It's the time of year when 990 forms are due to the IRS, which means our favorite non-profit (but still making lots of money) athletics conferences are proudly announcing their revenues from the 2012-13 fiscal year.

- SEC distributes a record $309.6 million

- Pac-12 records an NCAA record $334 million

- Big Ten distributes $318.4 million in 2012-13

- Returning Big 12 members received a record $22 million per school

- ACC reports $232.4 million in revenue

And then there is this: Sun Belt posts $16.6 million in revenues.

That is, the entire Sun Belt Conference receives nearly $5 million less than most Power Five schools, and the gap grows year by year. 

The $16.6 million figure is actually a massive leap from the league's $11.2 million the previous year, thanks to $1.9 million in BCS revenue, $1.4 million in exit fees from Florida Atlantic and Middle Tennessee, and $1.7 million from a high-water mark of four bowl teams. The Sun Belt's revenues will grow, too, with a higher payout from the College Football Playoff and new bowl games, but your cable provider isn't forking over $1 per month per subscriber for the SEC Network, either.

According to the Atlanta Journal-Constitution, departing member Western Kentucky led the conference with $800,000 in revenue distributed from the Sun Belt. Most schools received between $500,000 and $600,000. That's half of Kirby Smart's salary.

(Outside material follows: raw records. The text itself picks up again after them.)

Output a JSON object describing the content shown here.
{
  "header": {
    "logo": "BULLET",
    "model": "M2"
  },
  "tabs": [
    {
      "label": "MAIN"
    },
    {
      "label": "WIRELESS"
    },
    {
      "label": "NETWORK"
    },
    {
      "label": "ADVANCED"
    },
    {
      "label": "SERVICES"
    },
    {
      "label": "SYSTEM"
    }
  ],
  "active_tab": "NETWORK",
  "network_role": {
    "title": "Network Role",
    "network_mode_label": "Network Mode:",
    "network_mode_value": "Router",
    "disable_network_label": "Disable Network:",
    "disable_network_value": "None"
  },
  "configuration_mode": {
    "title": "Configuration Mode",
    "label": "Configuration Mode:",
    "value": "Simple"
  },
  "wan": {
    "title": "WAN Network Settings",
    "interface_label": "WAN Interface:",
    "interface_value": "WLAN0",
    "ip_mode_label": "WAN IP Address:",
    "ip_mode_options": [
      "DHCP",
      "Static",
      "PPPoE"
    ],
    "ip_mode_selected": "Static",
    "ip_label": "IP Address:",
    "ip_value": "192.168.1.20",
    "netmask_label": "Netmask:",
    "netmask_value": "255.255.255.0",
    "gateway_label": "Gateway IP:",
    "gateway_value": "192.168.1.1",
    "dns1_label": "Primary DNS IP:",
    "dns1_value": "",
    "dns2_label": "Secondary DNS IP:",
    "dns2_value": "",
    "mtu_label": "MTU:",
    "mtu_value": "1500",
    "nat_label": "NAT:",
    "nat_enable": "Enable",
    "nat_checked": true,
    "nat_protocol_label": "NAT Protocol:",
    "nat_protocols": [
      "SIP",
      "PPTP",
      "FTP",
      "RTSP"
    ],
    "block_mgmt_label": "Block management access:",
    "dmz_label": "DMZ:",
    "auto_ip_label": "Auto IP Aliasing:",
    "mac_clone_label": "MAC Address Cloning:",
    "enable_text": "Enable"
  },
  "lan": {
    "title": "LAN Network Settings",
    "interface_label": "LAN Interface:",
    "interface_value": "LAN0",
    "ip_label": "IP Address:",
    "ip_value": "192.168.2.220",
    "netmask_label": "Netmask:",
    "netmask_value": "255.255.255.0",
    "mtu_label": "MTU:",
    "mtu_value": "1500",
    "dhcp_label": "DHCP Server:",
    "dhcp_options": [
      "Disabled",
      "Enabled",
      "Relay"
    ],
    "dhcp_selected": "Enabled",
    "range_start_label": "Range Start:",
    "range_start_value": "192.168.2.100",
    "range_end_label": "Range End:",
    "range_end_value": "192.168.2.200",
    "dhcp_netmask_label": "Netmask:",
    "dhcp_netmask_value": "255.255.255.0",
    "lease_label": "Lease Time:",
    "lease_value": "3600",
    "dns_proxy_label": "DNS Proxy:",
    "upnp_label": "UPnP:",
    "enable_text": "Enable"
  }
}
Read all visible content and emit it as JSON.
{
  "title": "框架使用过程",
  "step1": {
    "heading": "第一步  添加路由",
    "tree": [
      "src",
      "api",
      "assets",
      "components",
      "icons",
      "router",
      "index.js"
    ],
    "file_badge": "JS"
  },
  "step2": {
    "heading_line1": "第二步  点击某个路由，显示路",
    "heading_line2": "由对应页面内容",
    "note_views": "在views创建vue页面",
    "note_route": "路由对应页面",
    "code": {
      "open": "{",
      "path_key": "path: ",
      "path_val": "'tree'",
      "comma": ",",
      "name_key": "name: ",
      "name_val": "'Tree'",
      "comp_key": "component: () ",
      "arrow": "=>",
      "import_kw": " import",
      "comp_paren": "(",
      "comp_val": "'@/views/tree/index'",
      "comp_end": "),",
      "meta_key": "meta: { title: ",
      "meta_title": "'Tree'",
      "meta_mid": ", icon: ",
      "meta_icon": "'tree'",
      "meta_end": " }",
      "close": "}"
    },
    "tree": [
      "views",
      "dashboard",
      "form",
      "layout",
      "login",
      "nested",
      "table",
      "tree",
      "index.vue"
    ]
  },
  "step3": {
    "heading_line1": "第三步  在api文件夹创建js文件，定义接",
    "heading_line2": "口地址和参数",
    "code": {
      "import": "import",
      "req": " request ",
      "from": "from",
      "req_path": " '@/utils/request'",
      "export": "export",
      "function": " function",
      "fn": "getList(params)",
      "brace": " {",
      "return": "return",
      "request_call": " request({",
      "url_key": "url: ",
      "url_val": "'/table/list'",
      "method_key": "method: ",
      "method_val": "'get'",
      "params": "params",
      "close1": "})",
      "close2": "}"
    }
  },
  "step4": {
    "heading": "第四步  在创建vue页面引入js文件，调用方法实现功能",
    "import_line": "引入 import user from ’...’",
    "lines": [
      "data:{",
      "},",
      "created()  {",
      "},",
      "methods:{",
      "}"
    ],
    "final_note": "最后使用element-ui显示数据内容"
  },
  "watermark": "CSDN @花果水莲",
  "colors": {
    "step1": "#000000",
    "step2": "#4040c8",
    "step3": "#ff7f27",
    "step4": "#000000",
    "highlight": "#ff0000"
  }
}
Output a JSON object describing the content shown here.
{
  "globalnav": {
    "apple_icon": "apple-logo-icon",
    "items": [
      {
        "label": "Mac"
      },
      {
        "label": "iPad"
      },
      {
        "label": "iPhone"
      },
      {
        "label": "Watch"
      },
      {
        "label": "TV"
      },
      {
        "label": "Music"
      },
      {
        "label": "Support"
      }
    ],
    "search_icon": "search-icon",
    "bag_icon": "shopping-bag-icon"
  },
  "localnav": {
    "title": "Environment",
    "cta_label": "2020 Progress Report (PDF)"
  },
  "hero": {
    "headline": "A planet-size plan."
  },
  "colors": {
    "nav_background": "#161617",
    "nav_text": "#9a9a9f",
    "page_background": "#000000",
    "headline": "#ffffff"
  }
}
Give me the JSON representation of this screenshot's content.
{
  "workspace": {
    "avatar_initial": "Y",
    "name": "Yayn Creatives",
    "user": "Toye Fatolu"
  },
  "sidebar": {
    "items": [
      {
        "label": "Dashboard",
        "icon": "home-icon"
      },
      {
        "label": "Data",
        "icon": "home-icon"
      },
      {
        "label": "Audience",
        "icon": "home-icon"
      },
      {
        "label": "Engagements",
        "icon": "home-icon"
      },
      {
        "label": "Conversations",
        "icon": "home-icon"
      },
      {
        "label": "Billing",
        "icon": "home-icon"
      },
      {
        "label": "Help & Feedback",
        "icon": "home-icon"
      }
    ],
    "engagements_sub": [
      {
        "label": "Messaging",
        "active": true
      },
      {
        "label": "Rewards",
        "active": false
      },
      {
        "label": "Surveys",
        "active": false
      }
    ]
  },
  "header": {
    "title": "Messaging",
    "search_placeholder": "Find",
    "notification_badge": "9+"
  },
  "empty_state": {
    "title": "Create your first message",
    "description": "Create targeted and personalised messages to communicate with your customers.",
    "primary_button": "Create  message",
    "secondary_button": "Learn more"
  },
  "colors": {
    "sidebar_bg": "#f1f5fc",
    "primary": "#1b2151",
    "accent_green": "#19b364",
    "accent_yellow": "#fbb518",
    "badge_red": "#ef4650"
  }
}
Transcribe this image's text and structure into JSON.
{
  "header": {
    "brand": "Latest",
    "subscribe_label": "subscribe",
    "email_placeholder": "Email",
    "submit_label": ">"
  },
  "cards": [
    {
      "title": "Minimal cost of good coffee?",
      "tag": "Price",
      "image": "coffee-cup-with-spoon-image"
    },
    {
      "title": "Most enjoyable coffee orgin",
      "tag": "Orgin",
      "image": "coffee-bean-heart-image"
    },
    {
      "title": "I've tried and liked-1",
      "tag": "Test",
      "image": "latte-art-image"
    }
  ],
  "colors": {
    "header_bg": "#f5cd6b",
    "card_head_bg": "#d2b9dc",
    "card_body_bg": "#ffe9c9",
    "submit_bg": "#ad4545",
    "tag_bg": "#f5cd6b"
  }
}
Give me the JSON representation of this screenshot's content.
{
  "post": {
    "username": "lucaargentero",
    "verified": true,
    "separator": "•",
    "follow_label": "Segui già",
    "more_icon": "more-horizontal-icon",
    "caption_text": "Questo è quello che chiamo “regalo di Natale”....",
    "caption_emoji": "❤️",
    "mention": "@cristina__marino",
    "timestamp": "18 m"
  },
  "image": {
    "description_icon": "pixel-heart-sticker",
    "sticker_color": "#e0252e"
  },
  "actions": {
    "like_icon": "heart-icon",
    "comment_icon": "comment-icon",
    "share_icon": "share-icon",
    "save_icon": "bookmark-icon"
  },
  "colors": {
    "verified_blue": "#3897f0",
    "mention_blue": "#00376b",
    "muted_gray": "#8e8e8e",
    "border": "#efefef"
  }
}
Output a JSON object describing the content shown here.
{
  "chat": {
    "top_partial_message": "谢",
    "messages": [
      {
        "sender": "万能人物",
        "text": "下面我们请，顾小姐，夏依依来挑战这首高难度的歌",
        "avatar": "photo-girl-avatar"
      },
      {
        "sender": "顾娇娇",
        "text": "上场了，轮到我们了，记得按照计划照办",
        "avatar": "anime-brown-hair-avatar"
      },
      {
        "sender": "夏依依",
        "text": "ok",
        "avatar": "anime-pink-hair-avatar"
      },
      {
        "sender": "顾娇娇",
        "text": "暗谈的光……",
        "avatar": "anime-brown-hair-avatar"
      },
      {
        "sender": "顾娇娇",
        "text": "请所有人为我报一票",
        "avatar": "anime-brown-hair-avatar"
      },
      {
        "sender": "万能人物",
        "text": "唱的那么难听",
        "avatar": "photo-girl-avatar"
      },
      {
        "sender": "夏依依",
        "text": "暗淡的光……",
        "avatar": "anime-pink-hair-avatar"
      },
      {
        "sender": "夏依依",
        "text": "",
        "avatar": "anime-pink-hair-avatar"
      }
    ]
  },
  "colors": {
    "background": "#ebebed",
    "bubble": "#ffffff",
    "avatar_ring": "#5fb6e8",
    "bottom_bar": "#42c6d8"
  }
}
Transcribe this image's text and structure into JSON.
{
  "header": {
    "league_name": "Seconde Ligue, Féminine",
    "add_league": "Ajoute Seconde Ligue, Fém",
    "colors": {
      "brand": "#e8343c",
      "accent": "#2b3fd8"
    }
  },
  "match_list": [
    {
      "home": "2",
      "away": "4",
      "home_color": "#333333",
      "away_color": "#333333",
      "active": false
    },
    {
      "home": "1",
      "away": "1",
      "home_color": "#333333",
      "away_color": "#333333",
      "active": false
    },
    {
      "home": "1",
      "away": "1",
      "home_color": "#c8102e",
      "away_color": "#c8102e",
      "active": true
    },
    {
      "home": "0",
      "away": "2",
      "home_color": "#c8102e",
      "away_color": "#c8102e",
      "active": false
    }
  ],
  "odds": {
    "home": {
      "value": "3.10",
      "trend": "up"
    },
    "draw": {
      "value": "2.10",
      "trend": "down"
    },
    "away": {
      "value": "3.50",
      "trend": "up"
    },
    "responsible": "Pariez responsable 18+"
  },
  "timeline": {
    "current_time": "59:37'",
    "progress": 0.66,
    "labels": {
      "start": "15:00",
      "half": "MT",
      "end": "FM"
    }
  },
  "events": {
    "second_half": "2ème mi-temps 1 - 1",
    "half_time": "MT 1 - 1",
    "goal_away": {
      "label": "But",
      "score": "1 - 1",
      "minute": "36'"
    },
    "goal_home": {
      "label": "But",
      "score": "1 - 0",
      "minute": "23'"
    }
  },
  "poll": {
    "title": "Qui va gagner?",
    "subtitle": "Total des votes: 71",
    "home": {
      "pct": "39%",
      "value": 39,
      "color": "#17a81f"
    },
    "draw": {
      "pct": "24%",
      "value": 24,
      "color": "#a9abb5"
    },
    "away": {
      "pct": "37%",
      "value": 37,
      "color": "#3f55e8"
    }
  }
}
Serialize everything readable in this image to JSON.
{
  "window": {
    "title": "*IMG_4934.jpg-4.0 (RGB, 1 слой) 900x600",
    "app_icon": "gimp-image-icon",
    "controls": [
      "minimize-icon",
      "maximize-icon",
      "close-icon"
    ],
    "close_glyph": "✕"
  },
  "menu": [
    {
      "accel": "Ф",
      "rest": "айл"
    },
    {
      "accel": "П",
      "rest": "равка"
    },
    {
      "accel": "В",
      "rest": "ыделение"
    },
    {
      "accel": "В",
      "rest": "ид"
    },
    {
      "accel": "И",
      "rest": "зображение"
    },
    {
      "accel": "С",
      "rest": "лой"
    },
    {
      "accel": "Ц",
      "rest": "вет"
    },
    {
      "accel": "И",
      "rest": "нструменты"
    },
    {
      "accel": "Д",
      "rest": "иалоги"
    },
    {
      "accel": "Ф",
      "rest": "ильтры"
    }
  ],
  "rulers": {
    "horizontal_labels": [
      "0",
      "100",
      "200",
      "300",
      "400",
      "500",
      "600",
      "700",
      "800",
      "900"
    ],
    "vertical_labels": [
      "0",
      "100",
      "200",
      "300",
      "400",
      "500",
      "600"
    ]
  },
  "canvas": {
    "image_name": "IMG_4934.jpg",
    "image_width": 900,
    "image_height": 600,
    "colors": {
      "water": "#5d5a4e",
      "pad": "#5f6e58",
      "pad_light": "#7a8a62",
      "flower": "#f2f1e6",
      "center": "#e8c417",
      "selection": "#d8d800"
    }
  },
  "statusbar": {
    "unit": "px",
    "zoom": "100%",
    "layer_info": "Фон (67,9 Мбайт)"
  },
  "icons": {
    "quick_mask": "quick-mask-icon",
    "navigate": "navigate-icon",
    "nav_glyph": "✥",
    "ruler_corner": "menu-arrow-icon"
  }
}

This post isn't to disparage the Sun Belt, but rather to put in perspective how impressive it is that Sun Belt programs find ways to compete against the Power Five.